Like I say, the story itself is pretty simple. But I have rarely run across--how shall I put this?--so fact-dense a book. If you pull quotes from the book, you are almost inevitably going to find that you need to quote something else explaining some term or some bit of history. It's hard to review a book like that in any detail, so I'm going to just point out one thing and give you one quote.

Ever since President Obama--and yes, this book will give you some interesting information on just what being a shakedown artist community organizer meant to him--started aggressively pushing the statist takeover of the health care system that he calls "reform," I can't tell you the number of people who--blogospherically speaking, nobody says this sort of thing to my face, at least not yet--give an exasperated shrug of their shoulders, place their hands on their hips, and sigh, and say, "I just don't see what you could possibly have against us helping poor people with their medical care! I mean, wouldn't that be tragic if we did that!" They act as if the simple fact that I do understand what would be tragic about that means I am some kind of amoral monster.

Well, the people that started the problems that caused that financial meltdown were prone to the same sort of thinking. Many of them started out saying, "I just don't see what you could possibly have against us helping poor people get mortgages! I mean, wouldn't that be tragic if we did that!"

Well, it did turn out to be tragic--ironically most hurting, as liberal social and financial policies usually do, the very people that were supposed to be helped. And the health care fiasco, which, I assure you, is not dead, but only sleeping, will do the same thing. So will "green energy." If you have not previously understood how this sort of thing works, Architects of Ruin will go a long way to helping you understand. It's only 184 pages; you can almost certainly check it out of your local library.

Go get it. Your time won't be wasted.

The quote? It's this, which I wish everyone, conservative or liberal, would take to heart, for too few understand it:
It's important here to draw a critical distinction: there is an enormous difference between being probusiness and pro-free market. The former position, which the Clinton administration embraced, is concerned primarily with the health of large businesses, in this case the big financial houses. Being pro-free market means being concerned with the health of the capitalist system as a whole and its underlying principles of profit and loss, risk and reward.
Too few putative conservatives understand this, too. Too many of them assume that what's good for business--and they often mean corporate giants--is good for America. What they often fail to appreciate is that there is more than one way to get, or to stay, big. A business may get or stay big by efficiently serving the needs or desires of many people. They may also--sometimes--get or--more often--stay big by working to rig the system by actually trying to make their field more regulated (so as to freeze out smaller competitors) or rigging the tax system, or, as in the case of some of these big financial houses, accepting a horrid alliance with government that leads to foolish risks being taken on the assumption that government will bail them out when the risks prove fatal.

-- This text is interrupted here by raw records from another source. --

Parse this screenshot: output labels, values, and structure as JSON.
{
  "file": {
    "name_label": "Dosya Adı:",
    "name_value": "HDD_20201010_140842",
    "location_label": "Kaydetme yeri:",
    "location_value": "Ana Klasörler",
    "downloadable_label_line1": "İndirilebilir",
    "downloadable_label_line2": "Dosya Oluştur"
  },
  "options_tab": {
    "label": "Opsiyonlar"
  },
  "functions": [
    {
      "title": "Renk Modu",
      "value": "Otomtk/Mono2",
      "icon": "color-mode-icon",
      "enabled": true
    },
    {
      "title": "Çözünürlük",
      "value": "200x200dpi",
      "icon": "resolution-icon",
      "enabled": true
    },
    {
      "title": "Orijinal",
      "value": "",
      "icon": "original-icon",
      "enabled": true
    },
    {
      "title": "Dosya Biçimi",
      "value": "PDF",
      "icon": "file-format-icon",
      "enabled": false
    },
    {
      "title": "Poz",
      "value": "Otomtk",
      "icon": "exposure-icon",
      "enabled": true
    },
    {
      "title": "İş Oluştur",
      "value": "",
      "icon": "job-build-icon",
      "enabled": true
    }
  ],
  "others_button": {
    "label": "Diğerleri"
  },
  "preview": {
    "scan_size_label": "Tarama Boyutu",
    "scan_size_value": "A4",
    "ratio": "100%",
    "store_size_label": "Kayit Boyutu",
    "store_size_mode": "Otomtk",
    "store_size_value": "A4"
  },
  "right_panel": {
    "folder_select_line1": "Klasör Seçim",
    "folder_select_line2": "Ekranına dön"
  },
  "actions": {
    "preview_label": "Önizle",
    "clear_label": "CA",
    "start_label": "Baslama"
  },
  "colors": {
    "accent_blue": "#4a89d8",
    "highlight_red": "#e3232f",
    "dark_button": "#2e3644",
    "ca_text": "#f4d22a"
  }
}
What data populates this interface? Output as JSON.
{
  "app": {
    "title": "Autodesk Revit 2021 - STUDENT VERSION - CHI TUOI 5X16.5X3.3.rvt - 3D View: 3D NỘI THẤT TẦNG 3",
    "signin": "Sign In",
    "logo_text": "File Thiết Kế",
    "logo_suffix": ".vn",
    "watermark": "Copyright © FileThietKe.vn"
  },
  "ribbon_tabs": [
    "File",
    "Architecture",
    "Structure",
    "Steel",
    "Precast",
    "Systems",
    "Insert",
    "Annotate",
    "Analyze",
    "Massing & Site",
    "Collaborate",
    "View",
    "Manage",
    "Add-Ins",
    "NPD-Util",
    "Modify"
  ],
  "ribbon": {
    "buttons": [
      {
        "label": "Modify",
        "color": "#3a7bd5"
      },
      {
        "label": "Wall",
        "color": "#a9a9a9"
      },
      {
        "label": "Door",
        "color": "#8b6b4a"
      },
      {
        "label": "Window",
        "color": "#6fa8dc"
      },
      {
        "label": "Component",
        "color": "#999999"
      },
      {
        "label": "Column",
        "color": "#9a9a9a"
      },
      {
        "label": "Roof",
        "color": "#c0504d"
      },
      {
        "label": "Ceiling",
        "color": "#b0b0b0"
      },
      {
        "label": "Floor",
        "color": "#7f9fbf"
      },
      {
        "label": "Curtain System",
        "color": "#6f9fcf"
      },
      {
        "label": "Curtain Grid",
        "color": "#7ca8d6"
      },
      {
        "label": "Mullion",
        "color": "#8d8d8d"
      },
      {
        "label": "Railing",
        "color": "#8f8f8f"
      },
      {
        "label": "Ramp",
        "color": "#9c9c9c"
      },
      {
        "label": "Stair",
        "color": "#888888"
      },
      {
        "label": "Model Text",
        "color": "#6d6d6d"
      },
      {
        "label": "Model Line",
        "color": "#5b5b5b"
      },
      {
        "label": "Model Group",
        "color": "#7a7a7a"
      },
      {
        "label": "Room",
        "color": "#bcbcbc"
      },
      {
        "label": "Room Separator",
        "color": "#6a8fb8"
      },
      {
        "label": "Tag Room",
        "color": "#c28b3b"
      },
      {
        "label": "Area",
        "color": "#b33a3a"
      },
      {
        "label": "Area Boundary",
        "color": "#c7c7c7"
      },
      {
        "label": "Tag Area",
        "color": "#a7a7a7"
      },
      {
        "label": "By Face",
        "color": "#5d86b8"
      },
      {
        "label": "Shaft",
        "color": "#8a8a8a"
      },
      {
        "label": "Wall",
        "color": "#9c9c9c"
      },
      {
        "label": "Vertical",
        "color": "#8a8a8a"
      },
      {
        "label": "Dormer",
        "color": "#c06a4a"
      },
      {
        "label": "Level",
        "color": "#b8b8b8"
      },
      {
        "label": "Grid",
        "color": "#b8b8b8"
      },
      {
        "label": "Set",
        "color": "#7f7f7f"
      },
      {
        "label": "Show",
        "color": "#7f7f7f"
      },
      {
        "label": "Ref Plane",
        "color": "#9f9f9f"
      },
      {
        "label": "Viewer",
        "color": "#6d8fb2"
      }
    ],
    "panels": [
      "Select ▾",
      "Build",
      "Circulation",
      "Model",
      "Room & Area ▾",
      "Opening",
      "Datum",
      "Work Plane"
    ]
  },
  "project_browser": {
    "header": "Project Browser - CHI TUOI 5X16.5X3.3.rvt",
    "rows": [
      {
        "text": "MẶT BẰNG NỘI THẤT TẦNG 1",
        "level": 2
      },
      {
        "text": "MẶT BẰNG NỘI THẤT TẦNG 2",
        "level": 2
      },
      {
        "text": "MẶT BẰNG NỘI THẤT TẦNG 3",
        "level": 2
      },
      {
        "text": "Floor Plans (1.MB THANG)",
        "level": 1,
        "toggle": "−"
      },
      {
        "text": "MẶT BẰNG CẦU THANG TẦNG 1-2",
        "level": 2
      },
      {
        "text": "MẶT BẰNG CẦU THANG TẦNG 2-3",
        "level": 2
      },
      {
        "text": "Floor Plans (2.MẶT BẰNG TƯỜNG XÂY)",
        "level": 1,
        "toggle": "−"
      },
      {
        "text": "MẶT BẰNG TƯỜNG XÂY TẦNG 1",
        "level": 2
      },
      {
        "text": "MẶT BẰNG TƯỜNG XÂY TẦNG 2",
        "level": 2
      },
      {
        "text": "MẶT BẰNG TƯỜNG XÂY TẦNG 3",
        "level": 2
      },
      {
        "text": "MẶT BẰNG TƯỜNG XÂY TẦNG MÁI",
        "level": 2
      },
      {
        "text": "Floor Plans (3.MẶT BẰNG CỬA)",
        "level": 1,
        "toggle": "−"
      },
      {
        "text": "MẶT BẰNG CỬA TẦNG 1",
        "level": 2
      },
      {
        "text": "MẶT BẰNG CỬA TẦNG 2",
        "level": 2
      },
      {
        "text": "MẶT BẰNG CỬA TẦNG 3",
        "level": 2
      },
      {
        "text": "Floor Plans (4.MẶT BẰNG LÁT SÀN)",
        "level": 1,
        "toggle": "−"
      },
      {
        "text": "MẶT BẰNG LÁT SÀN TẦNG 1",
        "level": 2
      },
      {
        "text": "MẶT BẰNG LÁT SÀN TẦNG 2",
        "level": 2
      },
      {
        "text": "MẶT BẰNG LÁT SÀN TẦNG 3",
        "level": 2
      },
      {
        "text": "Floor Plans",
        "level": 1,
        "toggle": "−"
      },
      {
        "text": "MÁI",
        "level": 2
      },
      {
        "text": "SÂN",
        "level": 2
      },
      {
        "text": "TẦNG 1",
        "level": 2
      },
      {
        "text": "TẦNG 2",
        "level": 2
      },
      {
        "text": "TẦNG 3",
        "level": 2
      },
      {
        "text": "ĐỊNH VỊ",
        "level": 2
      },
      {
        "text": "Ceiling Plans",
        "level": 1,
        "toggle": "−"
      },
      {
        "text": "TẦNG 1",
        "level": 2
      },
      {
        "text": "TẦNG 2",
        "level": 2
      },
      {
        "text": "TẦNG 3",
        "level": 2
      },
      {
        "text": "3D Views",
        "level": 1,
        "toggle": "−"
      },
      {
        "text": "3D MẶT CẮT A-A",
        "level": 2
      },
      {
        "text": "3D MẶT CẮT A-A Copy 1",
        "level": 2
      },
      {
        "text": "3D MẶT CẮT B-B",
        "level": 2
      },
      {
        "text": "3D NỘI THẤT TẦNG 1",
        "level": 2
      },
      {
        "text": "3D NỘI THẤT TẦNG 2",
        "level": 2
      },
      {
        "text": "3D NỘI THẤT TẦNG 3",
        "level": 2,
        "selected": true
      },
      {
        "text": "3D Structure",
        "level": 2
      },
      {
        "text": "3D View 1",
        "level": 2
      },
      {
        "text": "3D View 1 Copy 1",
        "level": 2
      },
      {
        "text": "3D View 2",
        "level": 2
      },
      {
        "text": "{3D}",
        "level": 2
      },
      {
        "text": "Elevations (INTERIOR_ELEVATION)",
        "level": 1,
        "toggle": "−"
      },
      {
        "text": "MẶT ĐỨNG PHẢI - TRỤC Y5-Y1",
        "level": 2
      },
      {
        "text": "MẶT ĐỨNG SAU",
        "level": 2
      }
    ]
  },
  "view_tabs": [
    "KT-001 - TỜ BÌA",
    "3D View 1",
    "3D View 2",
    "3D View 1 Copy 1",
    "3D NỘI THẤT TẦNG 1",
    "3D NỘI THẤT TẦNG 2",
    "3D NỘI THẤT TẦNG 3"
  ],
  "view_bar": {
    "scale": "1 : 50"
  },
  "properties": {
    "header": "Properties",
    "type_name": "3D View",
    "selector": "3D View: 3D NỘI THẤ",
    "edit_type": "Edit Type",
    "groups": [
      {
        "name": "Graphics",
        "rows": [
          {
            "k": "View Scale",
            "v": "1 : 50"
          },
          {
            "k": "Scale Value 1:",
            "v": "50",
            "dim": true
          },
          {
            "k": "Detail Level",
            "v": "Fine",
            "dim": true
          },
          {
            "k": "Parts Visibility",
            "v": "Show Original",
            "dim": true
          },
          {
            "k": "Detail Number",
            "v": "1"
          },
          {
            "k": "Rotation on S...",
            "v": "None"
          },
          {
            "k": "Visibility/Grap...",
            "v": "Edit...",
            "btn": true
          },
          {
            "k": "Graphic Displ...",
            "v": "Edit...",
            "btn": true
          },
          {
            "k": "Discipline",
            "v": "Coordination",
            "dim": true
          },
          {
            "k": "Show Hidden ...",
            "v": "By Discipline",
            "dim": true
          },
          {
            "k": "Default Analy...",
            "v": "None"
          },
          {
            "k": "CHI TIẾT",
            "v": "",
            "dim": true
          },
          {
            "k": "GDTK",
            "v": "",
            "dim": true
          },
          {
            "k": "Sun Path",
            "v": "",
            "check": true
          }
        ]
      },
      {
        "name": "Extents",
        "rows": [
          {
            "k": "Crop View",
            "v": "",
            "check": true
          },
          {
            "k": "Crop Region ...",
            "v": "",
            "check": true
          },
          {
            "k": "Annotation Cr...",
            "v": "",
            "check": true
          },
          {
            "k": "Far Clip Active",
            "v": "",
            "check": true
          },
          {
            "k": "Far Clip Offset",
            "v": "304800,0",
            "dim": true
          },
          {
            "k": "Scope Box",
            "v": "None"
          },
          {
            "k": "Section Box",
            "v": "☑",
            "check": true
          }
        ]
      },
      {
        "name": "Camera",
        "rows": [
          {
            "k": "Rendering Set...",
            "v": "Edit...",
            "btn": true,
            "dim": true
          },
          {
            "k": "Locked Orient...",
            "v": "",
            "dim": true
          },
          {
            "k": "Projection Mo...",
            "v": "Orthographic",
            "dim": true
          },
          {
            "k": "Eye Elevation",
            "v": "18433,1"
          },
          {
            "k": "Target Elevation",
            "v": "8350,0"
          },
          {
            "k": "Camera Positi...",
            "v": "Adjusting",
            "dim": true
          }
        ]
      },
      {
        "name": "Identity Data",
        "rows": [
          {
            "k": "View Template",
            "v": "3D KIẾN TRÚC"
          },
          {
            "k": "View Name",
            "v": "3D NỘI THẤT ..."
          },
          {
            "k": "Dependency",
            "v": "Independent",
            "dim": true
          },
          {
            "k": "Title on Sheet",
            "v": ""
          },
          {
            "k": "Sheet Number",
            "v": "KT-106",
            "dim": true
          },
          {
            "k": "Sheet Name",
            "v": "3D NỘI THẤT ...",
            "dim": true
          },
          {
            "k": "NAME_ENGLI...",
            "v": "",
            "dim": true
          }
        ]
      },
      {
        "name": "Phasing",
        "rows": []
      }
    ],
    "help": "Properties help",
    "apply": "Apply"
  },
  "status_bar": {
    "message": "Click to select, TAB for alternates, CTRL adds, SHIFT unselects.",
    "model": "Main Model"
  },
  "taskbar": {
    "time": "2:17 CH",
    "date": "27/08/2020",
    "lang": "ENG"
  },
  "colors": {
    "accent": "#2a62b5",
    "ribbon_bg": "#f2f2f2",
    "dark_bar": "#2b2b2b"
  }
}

That's not capitalism anymore.


  1. I like that quote. I think that it is safe to saw that W was also guilty of being pro-business and not pro-free market. I too wish that more people understood the difference.

    A lot of times my eyes glaze over when it comes to books like this because they seem to almost always be exercises in finger pointing instead of being constructive. Some of the things that you’ve quoted from this book fall into that category IMHO, but this quote was good.

  2. Hello, from a Texas Okie,

    You wrote:
    "They may also--sometimes--get or--more often--stay big by working to rig the system by actually trying to make their field more regulated (so as to freeze out smaller competitors)"

    We actually studied this in college -- how to use PR, the tax system, and legislation to your business' advantage. Quite a shock to me to find that all this had been institutionalized many moons ago, so much so that students were required to study it in biz school.

    Iechyd da